Evotec Cuts Workforce with New Focus on Forging Discovery Partnership
Firm will be able to fund its clinical pipeline and operations for at least three years.!--h2>
Evotec is reducing its headcount by almost 12% and attempting to expand its discovery alliance business. The company reports that it will thus be able to sustain itself beyond 2012.
Evotec says that 50 positions out of 420 will get eliminated from the entire organization in the U.S., U.K., and Germany. This will reduce its SG&A expenses by more than 10% and its R&D costs by more than 30%, according to the firm. This means a cost reduction of over €14 million, or about $18.62 million, from 2008. The firm also expects its annual burn rate to decrease by at least 30%.
The impact of restructuring is expected to amount to approximately €2 million, or approximately $2.66 million, this year.
To de-risk its business, Evotec plans on expanding its indication focus to neuroscience, pain, and inflammation through collaborations. Evotec points to its agreement with Roche from March related to depression as an example. It received $10 million up front and stands to earn another $300 million.
With this strategic approach and its €92 million, or roughly $122.35, of liquidity as of the end of last year, Evotec believes that it can fund and succeed in currently planned business operations.
Though last November, Evotec reported that they were likely to close a deal in 2009 related to further development and commercialization of its Phase II insomnia drug, EVT 201, nothing has yet come through. The firm still believes that its other programs will potentially raise interest within the industry.
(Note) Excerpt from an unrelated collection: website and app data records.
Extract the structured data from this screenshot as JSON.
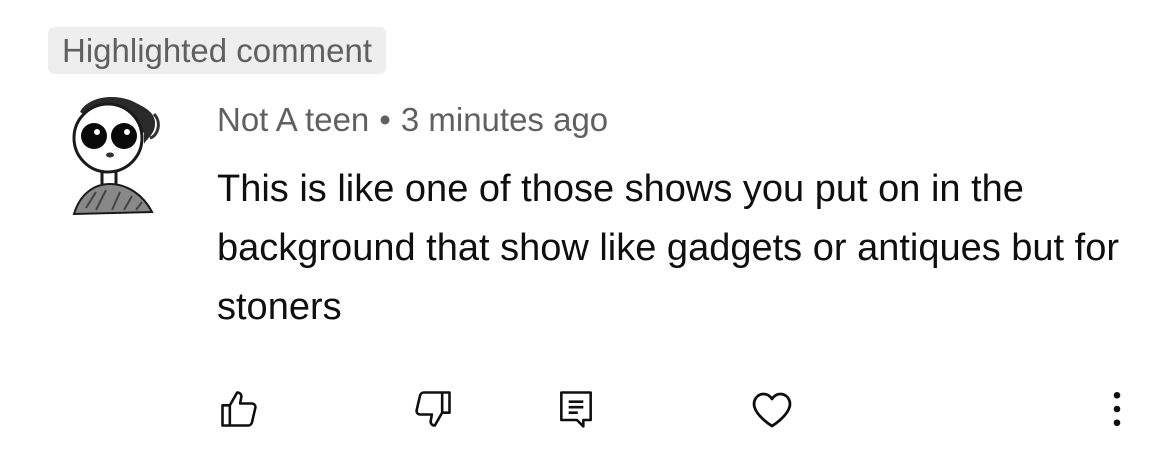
{
  "badge": {
    "label": "Highlighted comment"
  },
  "comment": {
    "author": "Not A teen",
    "separator": "•",
    "time": "3 minutes ago",
    "text": "This is like one of those shows you put on in the background that show like gadgets or antiques but for stoners"
  },
  "actions": {
    "like_icon": "thumbs-up-icon",
    "dislike_icon": "thumbs-down-icon",
    "reply_icon": "reply-comment-icon",
    "heart_icon": "heart-icon",
    "more_icon": "more-vertical-icon"
  }
}
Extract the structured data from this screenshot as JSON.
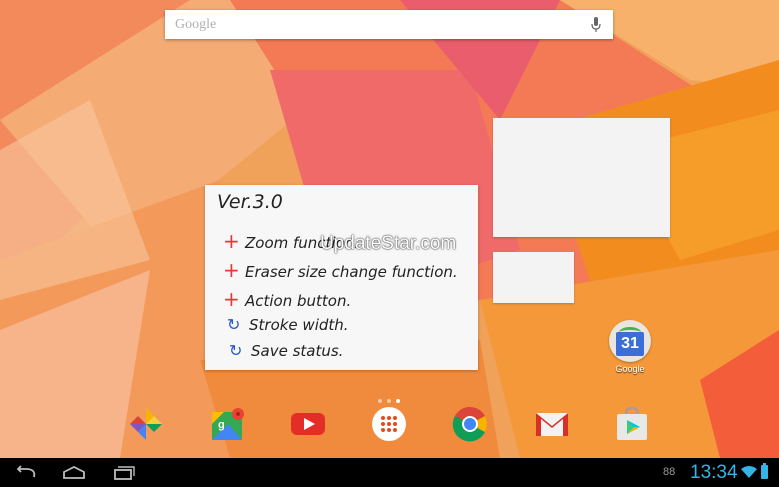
{
  "search": {
    "logo": "Google",
    "mic_icon": "mic-icon"
  },
  "note_widget": {
    "title": "Ver.3.0",
    "items": [
      {
        "mark": "+",
        "text": "Zoom function."
      },
      {
        "mark": "+",
        "text": "Eraser size change function."
      },
      {
        "mark": "+",
        "text": "Action button."
      },
      {
        "mark": "↻",
        "text": "Stroke width."
      },
      {
        "mark": "↻",
        "text": "Save status."
      }
    ]
  },
  "watermark": "UpdateStar.com",
  "calendar_app": {
    "day": "31",
    "label": "Google"
  },
  "dock": [
    {
      "name": "pinwheel-app-icon"
    },
    {
      "name": "maps-icon"
    },
    {
      "name": "youtube-icon"
    },
    {
      "name": "app-drawer-icon"
    },
    {
      "name": "chrome-icon"
    },
    {
      "name": "gmail-icon"
    },
    {
      "name": "play-store-icon"
    }
  ],
  "status": {
    "notification_count": "88",
    "time": "13:34"
  },
  "colors": {
    "accent": "#33b5e5",
    "plus_mark": "#ee3333",
    "cycle_mark": "#2a57c9"
  }
}
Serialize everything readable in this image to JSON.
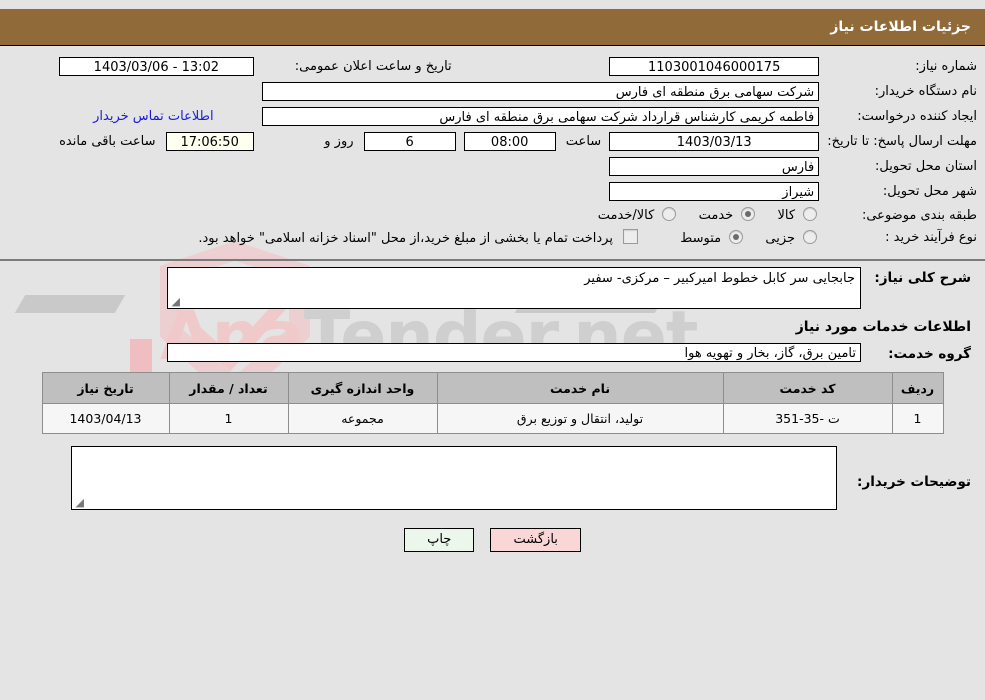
{
  "window": {
    "title": "جزئیات اطلاعات نیاز",
    "header_bg": "#906a38"
  },
  "details": {
    "need_number_label": "شماره نیاز:",
    "need_number_value": "1103001046000175",
    "announce_datetime_label": "تاریخ و ساعت اعلان عمومی:",
    "announce_datetime_value": "13:02 - 1403/03/06",
    "buyer_org_label": "نام دستگاه خریدار:",
    "buyer_org_value": "شرکت سهامی برق منطقه ای فارس",
    "creator_label": "ایجاد کننده درخواست:",
    "creator_value": "فاطمه کریمی کارشناس قرارداد شرکت سهامی برق منطقه ای فارس",
    "contact_link": "اطلاعات تماس خریدار",
    "deadline_label": "مهلت ارسال پاسخ: تا تاریخ:",
    "deadline_date": "1403/03/13",
    "deadline_time_label": "ساعت",
    "deadline_time": "08:00",
    "remaining_days": "6",
    "remaining_days_label": "روز و",
    "remaining_time": "17:06:50",
    "remaining_time_label": "ساعت باقی مانده",
    "province_label": "استان محل تحویل:",
    "province_value": "فارس",
    "city_label": "شهر محل تحویل:",
    "city_value": "شیراز",
    "category_label": "طبقه بندی موضوعی:",
    "category_options": [
      {
        "label": "کالا",
        "selected": false
      },
      {
        "label": "خدمت",
        "selected": true
      },
      {
        "label": "کالا/خدمت",
        "selected": false
      }
    ],
    "process_label": "نوع فرآیند خرید :",
    "process_options": [
      {
        "label": "جزیی",
        "selected": false
      },
      {
        "label": "متوسط",
        "selected": true
      }
    ],
    "treasury_checkbox_checked": false,
    "treasury_text": "پرداخت تمام یا بخشی از مبلغ خرید،از محل \"اسناد خزانه اسلامی\" خواهد بود."
  },
  "summary": {
    "label": "شرح کلی نیاز:",
    "value": "جابجایی سر کابل خطوط امیرکبیر – مرکزی- سفیر"
  },
  "services": {
    "heading": "اطلاعات خدمات مورد نیاز",
    "group_label": "گروه خدمت:",
    "group_value": "تامین برق، گاز، بخار و تهویه هوا",
    "columns": [
      "ردیف",
      "کد خدمت",
      "نام خدمت",
      "واحد اندازه گیری",
      "تعداد / مقدار",
      "تاریخ نیاز"
    ],
    "rows": [
      {
        "row": "1",
        "code": "ت -35-351",
        "name": "تولید، انتقال و توزیع برق",
        "unit": "مجموعه",
        "quantity": "1",
        "need_date": "1403/04/13"
      }
    ]
  },
  "buyer_notes": {
    "label": "توضیحات خریدار:",
    "value": ""
  },
  "buttons": {
    "print": "چاپ",
    "back": "بازگشت"
  },
  "watermark": {
    "text_left": "Ana",
    "text_right": "Tender.net"
  }
}
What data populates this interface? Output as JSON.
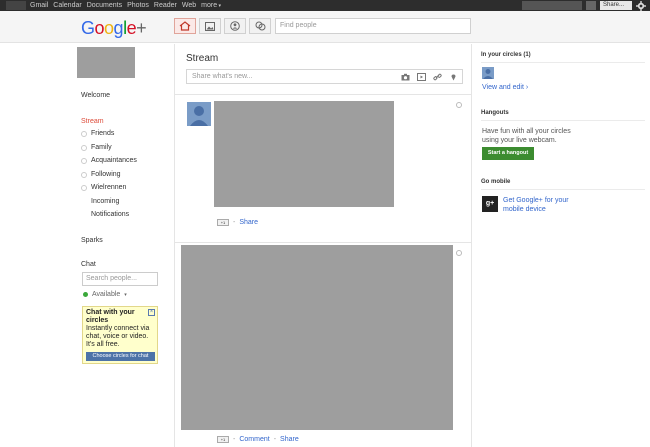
{
  "topbar": {
    "links": [
      "Gmail",
      "Calendar",
      "Documents",
      "Photos",
      "Reader",
      "Web",
      "more"
    ],
    "share_label": "Share..."
  },
  "header": {
    "logo_text": "Google+",
    "find_people_placeholder": "Find people"
  },
  "left": {
    "welcome": "Welcome",
    "stream": "Stream",
    "circles": [
      "Friends",
      "Family",
      "Acquaintances",
      "Following",
      "Wielrennen"
    ],
    "incoming": "Incoming",
    "notifications": "Notifications",
    "sparks": "Sparks",
    "chat": "Chat",
    "chat_search_placeholder": "Search people...",
    "available": "Available",
    "promo": {
      "title": "Chat with your circles",
      "desc": "Instantly connect via chat, voice or video. It's all free.",
      "button": "Choose circles for chat"
    }
  },
  "center": {
    "title": "Stream",
    "share_placeholder": "Share what's new...",
    "post1": {
      "plus": "+1",
      "actions": [
        "Share"
      ]
    },
    "post2": {
      "plus": "+1",
      "actions": [
        "Comment",
        "Share"
      ]
    }
  },
  "right": {
    "in_circles_title": "In your circles (1)",
    "view_edit": "View and edit ›",
    "hangouts_title": "Hangouts",
    "hangouts_desc": "Have fun with all your circles using your live webcam.",
    "hangout_button": "Start a hangout",
    "go_mobile_title": "Go mobile",
    "go_mobile_text": "Get Google+ for your mobile device"
  },
  "colors": {
    "accent_red": "#dd4b39",
    "link_blue": "#3366cc",
    "hangout_green": "#3c8c30"
  }
}
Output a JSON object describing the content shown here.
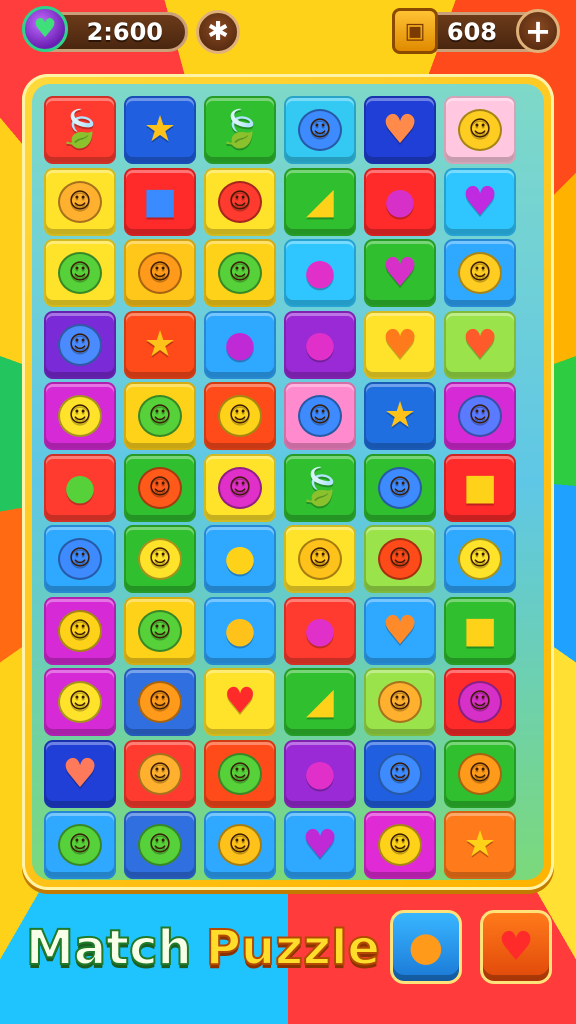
{
  "hud": {
    "score_value": "2:600",
    "score_icon": "heart-gem-icon",
    "settings_icon": "star-icon",
    "coins_value": "608",
    "coins_icon": "treasure-chest-icon",
    "add_label": "+"
  },
  "board": {
    "columns": 6,
    "rows": 11,
    "tiles": [
      [
        {
          "bg": "#ff3b2f",
          "icon": "leaf",
          "glyph": "🍃",
          "fg": "#7ed957"
        },
        {
          "bg": "#1f5fe0",
          "icon": "star-creature",
          "glyph": "★",
          "fg": "#ffc21a"
        },
        {
          "bg": "#2fbf2f",
          "icon": "leaf",
          "glyph": "🍃",
          "fg": "#9be34a"
        },
        {
          "bg": "#33c9f2",
          "icon": "blue-ghost",
          "glyph": "☺",
          "fg": "#3d8bff"
        },
        {
          "bg": "#1f3fd6",
          "icon": "heart",
          "glyph": "♥",
          "fg": "#ff8a4a"
        },
        {
          "bg": "#ffc8e0",
          "icon": "smiley",
          "glyph": "☺",
          "fg": "#ffcc22"
        }
      ],
      [
        {
          "bg": "#ffe22a",
          "icon": "sun-face",
          "glyph": "☼",
          "fg": "#ffb02e"
        },
        {
          "bg": "#ff2a2a",
          "icon": "gift-box",
          "glyph": "■",
          "fg": "#3a8bff"
        },
        {
          "bg": "#ffe22a",
          "icon": "red-face",
          "glyph": "☺",
          "fg": "#ff3b2f"
        },
        {
          "bg": "#2fbf2f",
          "icon": "cheese",
          "glyph": "◢",
          "fg": "#ffd21a"
        },
        {
          "bg": "#ff2a2a",
          "icon": "plum",
          "glyph": "●",
          "fg": "#d630c9"
        },
        {
          "bg": "#2fc6ff",
          "icon": "heart",
          "glyph": "♥",
          "fg": "#c02ae0"
        }
      ],
      [
        {
          "bg": "#ffe22a",
          "icon": "green-face",
          "glyph": "☺",
          "fg": "#57d13a"
        },
        {
          "bg": "#ffc71a",
          "icon": "orange-face",
          "glyph": "☺",
          "fg": "#ff9a1a"
        },
        {
          "bg": "#ffd21a",
          "icon": "green-face",
          "glyph": "☺",
          "fg": "#57d13a"
        },
        {
          "bg": "#2fc6ff",
          "icon": "plum",
          "glyph": "●",
          "fg": "#e030c9"
        },
        {
          "bg": "#2fbf2f",
          "icon": "heart",
          "glyph": "♥",
          "fg": "#d630c9"
        },
        {
          "bg": "#2fa8ff",
          "icon": "smiley",
          "glyph": "☺",
          "fg": "#ffcc22"
        }
      ],
      [
        {
          "bg": "#7a2ad6",
          "icon": "blue-monster",
          "glyph": "☺",
          "fg": "#4a8bff"
        },
        {
          "bg": "#ff4a1a",
          "icon": "star-creature",
          "glyph": "★",
          "fg": "#ffc21a"
        },
        {
          "bg": "#2fa8ff",
          "icon": "eggplant",
          "glyph": "●",
          "fg": "#c02ad6"
        },
        {
          "bg": "#9a2ad6",
          "icon": "radish",
          "glyph": "●",
          "fg": "#e030c9"
        },
        {
          "bg": "#ffe22a",
          "icon": "heart",
          "glyph": "♥",
          "fg": "#ff7a1a"
        },
        {
          "bg": "#9be34a",
          "icon": "heart",
          "glyph": "♥",
          "fg": "#ff5a2a"
        }
      ],
      [
        {
          "bg": "#d62ad6",
          "icon": "smiley",
          "glyph": "☺",
          "fg": "#ffe22a"
        },
        {
          "bg": "#ffd21a",
          "icon": "green-face",
          "glyph": "☺",
          "fg": "#57d13a"
        },
        {
          "bg": "#ff4a1a",
          "icon": "sun-face",
          "glyph": "☼",
          "fg": "#ffd21a"
        },
        {
          "bg": "#ff8acd",
          "icon": "blue-ghost",
          "glyph": "☺",
          "fg": "#3d8bff"
        },
        {
          "bg": "#1f6fe0",
          "icon": "star-creature",
          "glyph": "★",
          "fg": "#ffc21a"
        },
        {
          "bg": "#d62ad6",
          "icon": "blue-bird",
          "glyph": "☺",
          "fg": "#5a7aff"
        }
      ],
      [
        {
          "bg": "#ff3b2f",
          "icon": "green-ball",
          "glyph": "●",
          "fg": "#57d13a"
        },
        {
          "bg": "#2fbf2f",
          "icon": "orange-face",
          "glyph": "☺",
          "fg": "#ff5a1a"
        },
        {
          "bg": "#ffe22a",
          "icon": "pink-face",
          "glyph": "☺",
          "fg": "#e030c9"
        },
        {
          "bg": "#2fbf2f",
          "icon": "leaf",
          "glyph": "🍃",
          "fg": "#7ed957"
        },
        {
          "bg": "#2fbf2f",
          "icon": "blue-bird",
          "glyph": "☺",
          "fg": "#3d8bff"
        },
        {
          "bg": "#ff2a2a",
          "icon": "cheese",
          "glyph": "■",
          "fg": "#ffd21a"
        }
      ],
      [
        {
          "bg": "#2fa8ff",
          "icon": "blue-ghost",
          "glyph": "☺",
          "fg": "#3d8bff"
        },
        {
          "bg": "#2fbf2f",
          "icon": "smiley",
          "glyph": "☺",
          "fg": "#ffe22a"
        },
        {
          "bg": "#2fa8ff",
          "icon": "lemon",
          "glyph": "●",
          "fg": "#ffd21a"
        },
        {
          "bg": "#ffe22a",
          "icon": "octopus",
          "glyph": "☺",
          "fg": "#ffc21a"
        },
        {
          "bg": "#9be34a",
          "icon": "red-face",
          "glyph": "☺",
          "fg": "#ff4a1a"
        },
        {
          "bg": "#2fa8ff",
          "icon": "smiley",
          "glyph": "☺",
          "fg": "#ffe22a"
        }
      ],
      [
        {
          "bg": "#d62ad6",
          "icon": "sun-face",
          "glyph": "☼",
          "fg": "#ffd21a"
        },
        {
          "bg": "#ffd21a",
          "icon": "green-face",
          "glyph": "☺",
          "fg": "#57d13a"
        },
        {
          "bg": "#2fa8ff",
          "icon": "lemon",
          "glyph": "●",
          "fg": "#ffc21a"
        },
        {
          "bg": "#ff3b2f",
          "icon": "plum",
          "glyph": "●",
          "fg": "#e030c9"
        },
        {
          "bg": "#2fa8ff",
          "icon": "heart",
          "glyph": "♥",
          "fg": "#ff8a2a"
        },
        {
          "bg": "#2fbf2f",
          "icon": "cheese",
          "glyph": "■",
          "fg": "#ffd21a"
        }
      ],
      [
        {
          "bg": "#d62ad6",
          "icon": "smiley",
          "glyph": "☺",
          "fg": "#ffe22a"
        },
        {
          "bg": "#2f6fe0",
          "icon": "octopus",
          "glyph": "★",
          "fg": "#ff9a1a"
        },
        {
          "bg": "#ffe22a",
          "icon": "apple",
          "glyph": "♥",
          "fg": "#ff2a2a"
        },
        {
          "bg": "#2fbf2f",
          "icon": "cheese",
          "glyph": "◢",
          "fg": "#ffd21a"
        },
        {
          "bg": "#9be34a",
          "icon": "sun-face",
          "glyph": "☼",
          "fg": "#ffb02e"
        },
        {
          "bg": "#ff2a2a",
          "icon": "pink-face",
          "glyph": "☺",
          "fg": "#d630c9"
        }
      ],
      [
        {
          "bg": "#1f3fd6",
          "icon": "heart",
          "glyph": "♥",
          "fg": "#ff7a5a"
        },
        {
          "bg": "#ff3b2f",
          "icon": "smiley",
          "glyph": "☺",
          "fg": "#ffb02e"
        },
        {
          "bg": "#ff4a1a",
          "icon": "green-face",
          "glyph": "☺",
          "fg": "#57d13a"
        },
        {
          "bg": "#9a2ad6",
          "icon": "plum",
          "glyph": "●",
          "fg": "#e030c9"
        },
        {
          "bg": "#1f5fe0",
          "icon": "blue-bird",
          "glyph": "☺",
          "fg": "#3d8bff"
        },
        {
          "bg": "#2fbf2f",
          "icon": "orange-face",
          "glyph": "☺",
          "fg": "#ff9a1a"
        }
      ],
      [
        {
          "bg": "#2fa8ff",
          "icon": "green-face",
          "glyph": "☺",
          "fg": "#57d13a"
        },
        {
          "bg": "#2f6fe0",
          "icon": "green-face",
          "glyph": "☺",
          "fg": "#57d13a"
        },
        {
          "bg": "#2fa8ff",
          "icon": "orange-face",
          "glyph": "☺",
          "fg": "#ffc21a"
        },
        {
          "bg": "#2fa8ff",
          "icon": "heart",
          "glyph": "♥",
          "fg": "#c02ad6"
        },
        {
          "bg": "#e02ad6",
          "icon": "sun-face",
          "glyph": "☼",
          "fg": "#ffd21a"
        },
        {
          "bg": "#ff7a1a",
          "icon": "star-creature",
          "glyph": "★",
          "fg": "#ffd21a"
        }
      ]
    ]
  },
  "footer": {
    "title_word1": "Match",
    "title_word2": "Puzzle",
    "powerup1_icon": "orange-fruit-icon",
    "powerup1_glyph": "●",
    "powerup1_color": "#ff9a1a",
    "powerup2_icon": "strawberry-icon",
    "powerup2_glyph": "♥",
    "powerup2_color": "#ff2a2a"
  }
}
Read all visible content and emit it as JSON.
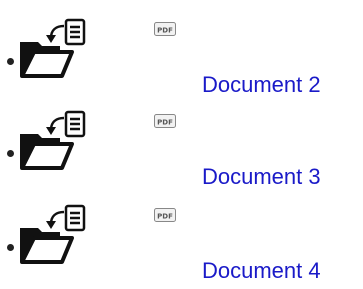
{
  "documents": [
    {
      "link_text": "Document 2",
      "icon_badge": "PDF",
      "icon": "folder-import-icon"
    },
    {
      "link_text": "Document 3",
      "icon_badge": "PDF",
      "icon": "folder-import-icon"
    },
    {
      "link_text": "Document 4",
      "icon_badge": "PDF",
      "icon": "folder-import-icon"
    }
  ]
}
Its pipeline consists of EVT 302 for smoking cessation, currently in a Phase II with data expected in the second quarter. Additionally, EVT 101 will be entering Phase II for treatment-resistant depression through the Roche alliance. EVT 101 is also being investigated in Phase II Alzheimer’s and pain trials. Its early-stage program comprises P2X7 antagonist for rheumatoid arthritis, and H3 and a P2X3 antagonist programs should enter Phase I next year, according to Evotec.